BURZYNSKI, Richard, Senior Advisor, UNAIDS, Geneva, Switzerland
WEBER, Cynthia, Professor of International Relations, University of Sussex, United Kingdom
Over the past few years, digital technologies, big data and artificial intelligence (AI) have emerged as a significant force in the response to HIV. These tools will speed up clinical research and improve access and delivery of HIV services. However, these tools also present challenges to the people-centred approach that characterizes the HIV/AIDS response as the potential for human rights violations increase.
Through case studies and scenarios, this paper explores three forces that intersect on this issue: the role of stakeholders to reach the globally agreed upon final target of zero new HIV infections, zero discrimination and zero AIDS-related deaths,the technological advances and their availability, the political narratives framing AI and its uptake, and how the HIV/AIDS response needs to evolve considering the above.
It concludes by highlighting three key considerations for the future of the HIV/AIDS response to limit human rights violations as new forms of fear, stigma and discrimination evolve in the digital era.
This paper highlights the emergence of new technologies and digital tools and how they challenge human rights in the context of HIV/AIDS. It also focuses on the challenges that HIV/AIDS response faces in this new digital era.
Today, the HIV/AIDS response incorporates the use of digital technologies, big data and artificial intelligence (AI) to accelerate ending the AIDS epidemic as a public health threat. These tools relate to HIV testing, prevention, care and treatment. Their use will increase ahead and is likely to be common in the near future – the next generation HIV/AIDS response.
On a positive note, digital technologies, especially AI, will affect the HIV/AIDS response in multiple ways. They can speed up clinical research; increase operational efficiencies of testing, diagnosis, care and treatment; reduce the need for human capital; improve access to health-care services in remote areas, and much more. However, such technologies also present challenges and risks that threaten the human-centric approach championed by UNAIDS and other stakeholders and threaten to increase human rights violations of people seeking HIV services.
Another challenge is how to interpret, mobilize and understand the use of digital technologies, including AI, in HIV/AIDS prevention, care and treatment services.

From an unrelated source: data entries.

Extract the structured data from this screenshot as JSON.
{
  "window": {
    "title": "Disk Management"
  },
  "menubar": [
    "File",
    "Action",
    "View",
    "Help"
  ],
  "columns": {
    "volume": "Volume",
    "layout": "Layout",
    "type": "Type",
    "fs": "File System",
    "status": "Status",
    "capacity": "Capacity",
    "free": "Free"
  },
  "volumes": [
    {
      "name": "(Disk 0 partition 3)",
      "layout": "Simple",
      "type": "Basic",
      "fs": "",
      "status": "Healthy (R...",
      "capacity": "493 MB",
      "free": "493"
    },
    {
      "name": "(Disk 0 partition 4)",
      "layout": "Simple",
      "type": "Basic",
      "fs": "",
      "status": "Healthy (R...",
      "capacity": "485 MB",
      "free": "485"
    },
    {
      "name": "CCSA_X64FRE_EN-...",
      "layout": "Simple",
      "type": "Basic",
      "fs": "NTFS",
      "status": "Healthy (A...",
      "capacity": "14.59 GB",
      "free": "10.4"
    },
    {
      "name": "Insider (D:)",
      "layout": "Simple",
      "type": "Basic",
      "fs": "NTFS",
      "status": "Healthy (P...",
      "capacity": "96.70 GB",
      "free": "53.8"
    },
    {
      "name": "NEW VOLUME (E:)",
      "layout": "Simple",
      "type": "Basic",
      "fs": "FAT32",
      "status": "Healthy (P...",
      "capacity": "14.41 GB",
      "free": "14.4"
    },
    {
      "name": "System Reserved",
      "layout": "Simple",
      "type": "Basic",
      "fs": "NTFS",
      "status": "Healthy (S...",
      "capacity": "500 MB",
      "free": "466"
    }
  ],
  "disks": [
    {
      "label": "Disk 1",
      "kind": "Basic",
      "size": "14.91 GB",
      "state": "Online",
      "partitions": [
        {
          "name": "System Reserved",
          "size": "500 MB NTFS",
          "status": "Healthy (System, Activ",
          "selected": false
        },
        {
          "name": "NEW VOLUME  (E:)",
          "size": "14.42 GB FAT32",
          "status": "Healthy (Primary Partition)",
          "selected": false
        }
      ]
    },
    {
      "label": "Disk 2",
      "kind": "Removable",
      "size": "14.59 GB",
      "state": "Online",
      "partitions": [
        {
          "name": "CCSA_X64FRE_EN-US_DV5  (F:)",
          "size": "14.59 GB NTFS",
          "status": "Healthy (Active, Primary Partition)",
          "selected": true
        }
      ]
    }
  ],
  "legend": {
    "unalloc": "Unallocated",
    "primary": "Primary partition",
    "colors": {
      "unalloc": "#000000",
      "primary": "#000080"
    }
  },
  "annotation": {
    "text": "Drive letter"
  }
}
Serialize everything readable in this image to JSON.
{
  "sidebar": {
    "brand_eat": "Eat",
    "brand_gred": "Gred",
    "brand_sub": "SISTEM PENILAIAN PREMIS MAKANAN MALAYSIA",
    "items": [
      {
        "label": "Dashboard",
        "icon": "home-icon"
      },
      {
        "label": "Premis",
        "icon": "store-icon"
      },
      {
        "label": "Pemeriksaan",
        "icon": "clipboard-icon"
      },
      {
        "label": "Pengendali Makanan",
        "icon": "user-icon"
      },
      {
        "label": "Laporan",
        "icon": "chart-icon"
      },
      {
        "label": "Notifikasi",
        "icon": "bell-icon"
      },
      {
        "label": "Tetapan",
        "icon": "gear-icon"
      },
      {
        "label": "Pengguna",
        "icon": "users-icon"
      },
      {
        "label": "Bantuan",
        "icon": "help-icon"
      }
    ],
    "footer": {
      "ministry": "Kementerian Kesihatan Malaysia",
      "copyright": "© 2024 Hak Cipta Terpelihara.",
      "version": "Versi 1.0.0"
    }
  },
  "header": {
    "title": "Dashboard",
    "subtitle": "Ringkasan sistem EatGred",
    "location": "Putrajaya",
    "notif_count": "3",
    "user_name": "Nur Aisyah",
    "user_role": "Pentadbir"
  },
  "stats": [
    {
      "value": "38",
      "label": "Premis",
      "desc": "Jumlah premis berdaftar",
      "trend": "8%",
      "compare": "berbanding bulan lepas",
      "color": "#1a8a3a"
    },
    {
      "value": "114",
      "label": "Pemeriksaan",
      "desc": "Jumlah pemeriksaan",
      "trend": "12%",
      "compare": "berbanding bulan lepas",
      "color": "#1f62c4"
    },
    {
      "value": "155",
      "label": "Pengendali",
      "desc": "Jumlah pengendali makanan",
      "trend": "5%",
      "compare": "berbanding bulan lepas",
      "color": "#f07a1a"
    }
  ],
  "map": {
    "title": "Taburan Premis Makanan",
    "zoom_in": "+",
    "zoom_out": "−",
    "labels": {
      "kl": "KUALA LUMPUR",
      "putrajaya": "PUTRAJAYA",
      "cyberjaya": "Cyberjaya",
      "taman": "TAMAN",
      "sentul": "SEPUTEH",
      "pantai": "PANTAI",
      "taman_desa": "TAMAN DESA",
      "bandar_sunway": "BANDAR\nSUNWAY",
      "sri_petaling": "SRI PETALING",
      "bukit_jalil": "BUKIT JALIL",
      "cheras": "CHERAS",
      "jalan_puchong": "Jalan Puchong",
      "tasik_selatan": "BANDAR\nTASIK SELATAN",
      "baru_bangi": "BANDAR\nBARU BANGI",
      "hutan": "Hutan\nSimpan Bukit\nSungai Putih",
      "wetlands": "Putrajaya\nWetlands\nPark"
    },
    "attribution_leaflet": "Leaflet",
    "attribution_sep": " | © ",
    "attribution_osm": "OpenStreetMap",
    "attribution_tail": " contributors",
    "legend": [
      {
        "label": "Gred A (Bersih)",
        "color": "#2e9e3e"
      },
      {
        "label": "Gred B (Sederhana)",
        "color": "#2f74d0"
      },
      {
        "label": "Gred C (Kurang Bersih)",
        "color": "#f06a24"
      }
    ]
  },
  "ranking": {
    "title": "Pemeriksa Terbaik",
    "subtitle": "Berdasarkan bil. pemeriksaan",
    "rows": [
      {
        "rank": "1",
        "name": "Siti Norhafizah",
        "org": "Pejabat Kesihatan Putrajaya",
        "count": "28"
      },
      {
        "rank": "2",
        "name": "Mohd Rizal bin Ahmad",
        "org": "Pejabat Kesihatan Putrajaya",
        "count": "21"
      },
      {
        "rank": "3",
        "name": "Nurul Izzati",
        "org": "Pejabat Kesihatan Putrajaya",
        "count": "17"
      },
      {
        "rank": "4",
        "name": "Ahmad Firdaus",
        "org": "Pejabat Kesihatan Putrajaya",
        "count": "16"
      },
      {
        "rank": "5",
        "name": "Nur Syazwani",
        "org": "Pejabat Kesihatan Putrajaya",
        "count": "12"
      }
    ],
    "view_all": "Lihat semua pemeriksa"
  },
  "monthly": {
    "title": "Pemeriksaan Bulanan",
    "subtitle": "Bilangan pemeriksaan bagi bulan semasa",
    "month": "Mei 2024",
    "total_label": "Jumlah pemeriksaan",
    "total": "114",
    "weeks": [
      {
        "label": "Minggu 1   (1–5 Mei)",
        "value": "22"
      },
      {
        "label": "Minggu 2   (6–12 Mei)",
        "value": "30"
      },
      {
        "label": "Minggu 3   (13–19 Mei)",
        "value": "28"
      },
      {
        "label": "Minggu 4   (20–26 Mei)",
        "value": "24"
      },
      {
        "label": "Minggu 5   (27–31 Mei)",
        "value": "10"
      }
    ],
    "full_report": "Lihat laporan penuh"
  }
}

The main purpose of this paper is to examine the choices for the HIV/AIDS response that incorporates digital technologies, big data and AI to provide for the populations they serve, while confronting the human rights concerns that these tools raise.